Those looking for fresh fruits and vegetables in Itawamba County this summer are about to have a bounty of options, because both Fulton’s and Mantachie’s farmers markets are set to open this week.
Vendors coming to the market fluctuate from week-to-week. Both markets are expected to run about 10 weeks.
Fulton Farmers Market
Fulton Farmers Market will break out the squash and, hopefully, a few tomatoes this Friday, June 14 at ICC’s Cypress Pavilion from 2-4 p.m. The market will be open on Tuesdays and Fridays throughout the summer. Customers are encouraged to come early if they want in on the best selection.
Bill Coggin is chairperson for the annual farmers market. This year, as in prior years, the group says there is a one-time fee of $10 to become a member of the market. It’s good for a lifetime. Any farmer or vendor from a county that touches Itawamba can join.
It’s not necessary to preregister, just show up.
Items put up for sale in the farmers market must be homegrown. Vendors with handcrafted items, such as wood crafts, are also invited to join. Commercial products won’t be allowed.
“Anything such as birdhouses or handcrafted barn wood items are welcome,” said Romona Edge, executive director of Fulton Farmers Market sponsor the MSU Extension Service.
Mantachie Farmers Market
The Mantachie Farmers Market will open this Saturday, June 15, from 8-10 a.m. at Mantachie Town Park. Organizers welcome vendors from adjacent counties as well. Vendors do not have to preregister, just show up. There is no fee.
Last year was the inaugural year for the Mantachie Farmers Market, and the market offered a mixture of locally-grown produce, honey and home-baked bread and pies.
Ed Calvert, organizer of the event, said he hopes to have the same variety at this year’s market, along with handmade crafts.
“Last year we had vendors who brought porch swings and handcrafted knives,” he said. “We welcome those type vendors as well.”
On opening day last year, an estimated 80-100 people filled the pavilion at Mantachie Town Park to purchase a mix of locally-farmed produce, honey, freshly-jarred preserves, eggs, watermelons and home-baked bread and pies from five area producers.

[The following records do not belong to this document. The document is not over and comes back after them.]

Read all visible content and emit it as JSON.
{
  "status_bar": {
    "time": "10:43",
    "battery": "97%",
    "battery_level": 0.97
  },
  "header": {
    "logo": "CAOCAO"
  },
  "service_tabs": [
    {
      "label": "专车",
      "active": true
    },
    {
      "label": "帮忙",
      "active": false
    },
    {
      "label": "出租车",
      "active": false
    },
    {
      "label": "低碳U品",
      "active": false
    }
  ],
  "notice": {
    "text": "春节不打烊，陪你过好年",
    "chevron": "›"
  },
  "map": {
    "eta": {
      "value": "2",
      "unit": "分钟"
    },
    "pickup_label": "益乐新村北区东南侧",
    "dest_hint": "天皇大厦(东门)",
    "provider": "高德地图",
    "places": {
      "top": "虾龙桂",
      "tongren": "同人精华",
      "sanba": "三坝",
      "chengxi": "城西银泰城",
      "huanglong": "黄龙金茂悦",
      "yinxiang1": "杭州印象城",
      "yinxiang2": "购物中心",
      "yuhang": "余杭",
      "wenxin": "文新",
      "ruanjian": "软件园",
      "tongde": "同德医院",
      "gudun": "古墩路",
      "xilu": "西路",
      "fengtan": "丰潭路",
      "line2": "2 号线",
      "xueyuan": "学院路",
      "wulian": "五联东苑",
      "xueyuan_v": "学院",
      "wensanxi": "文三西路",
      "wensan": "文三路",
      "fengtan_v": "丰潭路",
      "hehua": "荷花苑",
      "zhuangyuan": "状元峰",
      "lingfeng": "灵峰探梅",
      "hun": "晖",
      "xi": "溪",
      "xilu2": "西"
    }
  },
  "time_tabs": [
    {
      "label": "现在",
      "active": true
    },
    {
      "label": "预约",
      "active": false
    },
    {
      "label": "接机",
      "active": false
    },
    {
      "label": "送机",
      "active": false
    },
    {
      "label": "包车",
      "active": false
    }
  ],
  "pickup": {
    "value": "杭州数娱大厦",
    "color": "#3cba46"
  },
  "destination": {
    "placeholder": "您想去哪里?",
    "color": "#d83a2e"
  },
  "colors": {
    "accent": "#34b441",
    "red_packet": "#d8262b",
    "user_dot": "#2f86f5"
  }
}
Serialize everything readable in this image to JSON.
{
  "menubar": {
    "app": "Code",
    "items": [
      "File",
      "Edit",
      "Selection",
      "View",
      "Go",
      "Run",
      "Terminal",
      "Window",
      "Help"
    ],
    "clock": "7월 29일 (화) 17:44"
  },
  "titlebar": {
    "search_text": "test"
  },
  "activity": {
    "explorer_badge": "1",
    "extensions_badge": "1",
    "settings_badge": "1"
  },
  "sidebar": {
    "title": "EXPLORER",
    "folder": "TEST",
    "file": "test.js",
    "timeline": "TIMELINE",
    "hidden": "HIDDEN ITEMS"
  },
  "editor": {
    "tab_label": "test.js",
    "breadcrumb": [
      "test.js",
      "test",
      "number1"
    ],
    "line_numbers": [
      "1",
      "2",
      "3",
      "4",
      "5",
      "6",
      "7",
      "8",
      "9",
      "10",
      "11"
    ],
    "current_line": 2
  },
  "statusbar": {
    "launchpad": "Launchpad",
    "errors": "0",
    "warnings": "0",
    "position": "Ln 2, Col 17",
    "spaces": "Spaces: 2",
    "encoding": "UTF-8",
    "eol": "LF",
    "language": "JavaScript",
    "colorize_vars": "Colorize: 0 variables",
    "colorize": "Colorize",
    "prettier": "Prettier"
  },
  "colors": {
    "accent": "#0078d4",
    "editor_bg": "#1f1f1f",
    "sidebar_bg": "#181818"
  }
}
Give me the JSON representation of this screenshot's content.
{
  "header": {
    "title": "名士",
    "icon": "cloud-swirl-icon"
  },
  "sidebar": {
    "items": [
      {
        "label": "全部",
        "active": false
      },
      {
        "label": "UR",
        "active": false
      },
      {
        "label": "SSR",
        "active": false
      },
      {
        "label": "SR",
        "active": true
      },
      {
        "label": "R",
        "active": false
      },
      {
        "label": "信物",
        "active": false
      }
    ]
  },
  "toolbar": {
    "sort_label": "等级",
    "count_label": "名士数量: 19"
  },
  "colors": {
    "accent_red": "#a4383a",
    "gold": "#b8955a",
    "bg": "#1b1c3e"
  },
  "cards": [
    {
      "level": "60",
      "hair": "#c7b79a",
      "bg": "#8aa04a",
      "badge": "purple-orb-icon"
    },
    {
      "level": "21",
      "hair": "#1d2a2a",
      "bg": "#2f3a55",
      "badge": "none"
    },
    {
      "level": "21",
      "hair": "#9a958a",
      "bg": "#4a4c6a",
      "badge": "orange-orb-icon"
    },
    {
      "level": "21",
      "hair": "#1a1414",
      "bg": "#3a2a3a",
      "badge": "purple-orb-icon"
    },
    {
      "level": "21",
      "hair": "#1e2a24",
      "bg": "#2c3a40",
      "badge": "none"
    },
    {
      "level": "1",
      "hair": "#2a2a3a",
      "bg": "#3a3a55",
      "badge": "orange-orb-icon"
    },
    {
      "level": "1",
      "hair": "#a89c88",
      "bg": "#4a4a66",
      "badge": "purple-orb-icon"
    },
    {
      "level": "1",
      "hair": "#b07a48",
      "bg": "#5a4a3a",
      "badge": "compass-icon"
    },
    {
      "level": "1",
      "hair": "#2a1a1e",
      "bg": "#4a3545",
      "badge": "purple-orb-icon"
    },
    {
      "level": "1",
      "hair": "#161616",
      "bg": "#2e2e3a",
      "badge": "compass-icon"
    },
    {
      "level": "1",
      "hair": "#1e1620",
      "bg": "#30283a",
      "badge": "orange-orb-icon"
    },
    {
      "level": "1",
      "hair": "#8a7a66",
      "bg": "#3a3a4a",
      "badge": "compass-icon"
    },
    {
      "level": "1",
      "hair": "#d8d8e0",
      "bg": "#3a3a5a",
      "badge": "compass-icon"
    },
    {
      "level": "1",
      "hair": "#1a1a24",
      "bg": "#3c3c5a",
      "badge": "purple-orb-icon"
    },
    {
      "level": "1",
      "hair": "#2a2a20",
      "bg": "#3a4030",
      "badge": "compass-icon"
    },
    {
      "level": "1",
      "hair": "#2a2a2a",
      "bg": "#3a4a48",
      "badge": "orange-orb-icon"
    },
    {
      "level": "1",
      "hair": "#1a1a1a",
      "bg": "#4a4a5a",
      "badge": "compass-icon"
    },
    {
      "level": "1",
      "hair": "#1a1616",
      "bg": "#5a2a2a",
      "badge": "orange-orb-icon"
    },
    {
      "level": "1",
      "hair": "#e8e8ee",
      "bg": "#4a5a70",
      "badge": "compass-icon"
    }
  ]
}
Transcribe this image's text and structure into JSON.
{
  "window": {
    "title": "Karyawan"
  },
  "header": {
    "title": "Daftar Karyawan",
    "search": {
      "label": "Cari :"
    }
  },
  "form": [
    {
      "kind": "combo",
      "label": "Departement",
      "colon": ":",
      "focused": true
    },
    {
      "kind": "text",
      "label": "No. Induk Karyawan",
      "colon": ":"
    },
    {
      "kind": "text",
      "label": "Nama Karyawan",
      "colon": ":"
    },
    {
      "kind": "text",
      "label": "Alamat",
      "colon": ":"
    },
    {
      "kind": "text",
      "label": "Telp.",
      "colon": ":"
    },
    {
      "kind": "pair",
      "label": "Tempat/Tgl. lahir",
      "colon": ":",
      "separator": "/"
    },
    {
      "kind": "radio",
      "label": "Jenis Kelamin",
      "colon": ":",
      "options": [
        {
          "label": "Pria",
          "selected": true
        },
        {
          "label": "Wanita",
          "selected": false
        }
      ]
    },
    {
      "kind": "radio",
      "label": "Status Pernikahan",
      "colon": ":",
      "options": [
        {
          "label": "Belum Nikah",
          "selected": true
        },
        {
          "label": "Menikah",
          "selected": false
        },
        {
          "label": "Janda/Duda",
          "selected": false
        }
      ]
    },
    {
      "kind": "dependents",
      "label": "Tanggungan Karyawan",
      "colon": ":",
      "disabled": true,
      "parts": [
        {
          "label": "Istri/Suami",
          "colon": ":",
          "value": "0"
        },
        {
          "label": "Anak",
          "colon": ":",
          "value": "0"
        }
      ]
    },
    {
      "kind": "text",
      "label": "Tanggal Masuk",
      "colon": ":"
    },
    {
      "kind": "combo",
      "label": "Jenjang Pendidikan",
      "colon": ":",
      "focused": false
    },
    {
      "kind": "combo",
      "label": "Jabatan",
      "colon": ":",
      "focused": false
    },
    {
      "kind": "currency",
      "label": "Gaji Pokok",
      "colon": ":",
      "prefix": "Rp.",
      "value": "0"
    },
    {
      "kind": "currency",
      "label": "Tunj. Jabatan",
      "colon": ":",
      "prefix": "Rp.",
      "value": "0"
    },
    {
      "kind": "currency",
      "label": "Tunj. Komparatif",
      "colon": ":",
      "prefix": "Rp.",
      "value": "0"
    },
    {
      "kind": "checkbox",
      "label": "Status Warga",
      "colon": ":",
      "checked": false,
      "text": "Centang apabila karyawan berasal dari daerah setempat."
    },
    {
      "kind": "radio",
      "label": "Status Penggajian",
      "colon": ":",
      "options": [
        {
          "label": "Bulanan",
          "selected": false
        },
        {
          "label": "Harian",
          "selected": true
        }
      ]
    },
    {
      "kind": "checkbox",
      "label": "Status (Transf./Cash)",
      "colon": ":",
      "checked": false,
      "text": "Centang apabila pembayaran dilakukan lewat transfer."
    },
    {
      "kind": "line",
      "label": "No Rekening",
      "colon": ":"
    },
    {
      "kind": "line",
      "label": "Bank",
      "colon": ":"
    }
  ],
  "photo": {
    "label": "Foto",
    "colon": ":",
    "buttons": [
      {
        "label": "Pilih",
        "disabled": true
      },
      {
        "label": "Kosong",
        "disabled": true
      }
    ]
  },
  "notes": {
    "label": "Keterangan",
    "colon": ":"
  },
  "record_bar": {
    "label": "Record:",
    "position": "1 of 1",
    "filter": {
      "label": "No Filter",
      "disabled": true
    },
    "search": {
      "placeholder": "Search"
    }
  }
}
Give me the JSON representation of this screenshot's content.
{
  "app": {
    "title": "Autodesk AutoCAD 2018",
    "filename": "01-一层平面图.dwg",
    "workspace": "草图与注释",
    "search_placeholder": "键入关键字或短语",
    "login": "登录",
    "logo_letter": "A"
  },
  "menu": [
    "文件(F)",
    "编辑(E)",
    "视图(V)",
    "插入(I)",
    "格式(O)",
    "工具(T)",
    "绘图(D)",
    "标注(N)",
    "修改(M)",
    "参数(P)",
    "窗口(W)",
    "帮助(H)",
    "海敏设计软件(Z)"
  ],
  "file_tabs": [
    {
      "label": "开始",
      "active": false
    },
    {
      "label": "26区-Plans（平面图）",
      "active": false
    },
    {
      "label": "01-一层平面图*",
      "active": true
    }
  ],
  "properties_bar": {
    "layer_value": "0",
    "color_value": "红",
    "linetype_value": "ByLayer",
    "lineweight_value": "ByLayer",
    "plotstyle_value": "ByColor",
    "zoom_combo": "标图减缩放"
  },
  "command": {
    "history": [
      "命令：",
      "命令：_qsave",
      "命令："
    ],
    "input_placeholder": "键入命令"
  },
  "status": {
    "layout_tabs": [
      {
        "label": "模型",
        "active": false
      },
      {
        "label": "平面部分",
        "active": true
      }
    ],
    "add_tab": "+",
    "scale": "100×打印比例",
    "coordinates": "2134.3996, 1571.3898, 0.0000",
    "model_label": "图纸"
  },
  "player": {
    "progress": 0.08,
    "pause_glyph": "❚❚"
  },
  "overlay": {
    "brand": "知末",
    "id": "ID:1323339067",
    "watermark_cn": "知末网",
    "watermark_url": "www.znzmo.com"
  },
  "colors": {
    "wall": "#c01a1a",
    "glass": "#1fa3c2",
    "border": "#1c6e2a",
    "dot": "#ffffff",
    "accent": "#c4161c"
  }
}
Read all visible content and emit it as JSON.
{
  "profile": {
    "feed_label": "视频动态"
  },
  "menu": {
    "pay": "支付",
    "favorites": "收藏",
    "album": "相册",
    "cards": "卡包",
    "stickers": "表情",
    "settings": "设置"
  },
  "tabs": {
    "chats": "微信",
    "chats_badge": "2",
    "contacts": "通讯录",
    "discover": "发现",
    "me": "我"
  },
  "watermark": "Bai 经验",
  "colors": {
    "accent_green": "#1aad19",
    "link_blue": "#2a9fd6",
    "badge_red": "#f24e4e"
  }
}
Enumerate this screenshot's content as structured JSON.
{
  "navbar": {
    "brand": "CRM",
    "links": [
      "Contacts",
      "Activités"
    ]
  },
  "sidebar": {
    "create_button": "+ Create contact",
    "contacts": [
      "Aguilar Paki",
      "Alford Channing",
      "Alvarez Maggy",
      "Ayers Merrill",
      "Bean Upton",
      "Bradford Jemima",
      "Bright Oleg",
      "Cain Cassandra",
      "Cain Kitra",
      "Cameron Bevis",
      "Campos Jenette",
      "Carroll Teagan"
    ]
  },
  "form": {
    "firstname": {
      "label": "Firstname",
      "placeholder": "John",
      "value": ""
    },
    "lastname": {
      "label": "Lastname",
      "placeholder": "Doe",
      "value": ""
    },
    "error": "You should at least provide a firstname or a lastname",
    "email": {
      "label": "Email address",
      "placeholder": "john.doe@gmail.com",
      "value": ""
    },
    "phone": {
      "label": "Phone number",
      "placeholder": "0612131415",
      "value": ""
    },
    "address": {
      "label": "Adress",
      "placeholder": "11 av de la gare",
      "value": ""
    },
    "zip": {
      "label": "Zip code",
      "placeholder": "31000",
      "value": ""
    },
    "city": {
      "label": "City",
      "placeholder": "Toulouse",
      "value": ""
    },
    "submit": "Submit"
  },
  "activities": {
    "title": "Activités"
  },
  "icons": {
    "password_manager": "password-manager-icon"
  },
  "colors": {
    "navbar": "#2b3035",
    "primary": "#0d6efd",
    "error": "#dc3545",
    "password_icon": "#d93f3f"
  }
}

Calvert’s hoping to replicate or improve upon that success.
“We were very pleased with the turnout last year and hope it’s even better this year,” Calvert said.